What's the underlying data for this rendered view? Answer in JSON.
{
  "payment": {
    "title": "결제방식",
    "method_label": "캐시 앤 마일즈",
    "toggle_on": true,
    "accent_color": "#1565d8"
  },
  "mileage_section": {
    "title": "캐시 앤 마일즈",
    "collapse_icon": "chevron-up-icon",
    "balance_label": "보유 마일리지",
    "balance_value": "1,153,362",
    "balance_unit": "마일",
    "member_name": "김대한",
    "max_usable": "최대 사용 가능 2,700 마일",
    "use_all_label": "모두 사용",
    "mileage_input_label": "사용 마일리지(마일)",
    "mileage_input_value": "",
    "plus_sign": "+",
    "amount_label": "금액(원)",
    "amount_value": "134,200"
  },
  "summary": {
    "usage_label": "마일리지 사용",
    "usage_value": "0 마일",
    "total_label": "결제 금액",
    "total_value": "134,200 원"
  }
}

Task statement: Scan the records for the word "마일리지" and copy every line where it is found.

Result below:
    "balance_label": "보유 마일리지",
    "mileage_input_label": "사용 마일리지(마일)",
    "usage_label": "마일리지 사용",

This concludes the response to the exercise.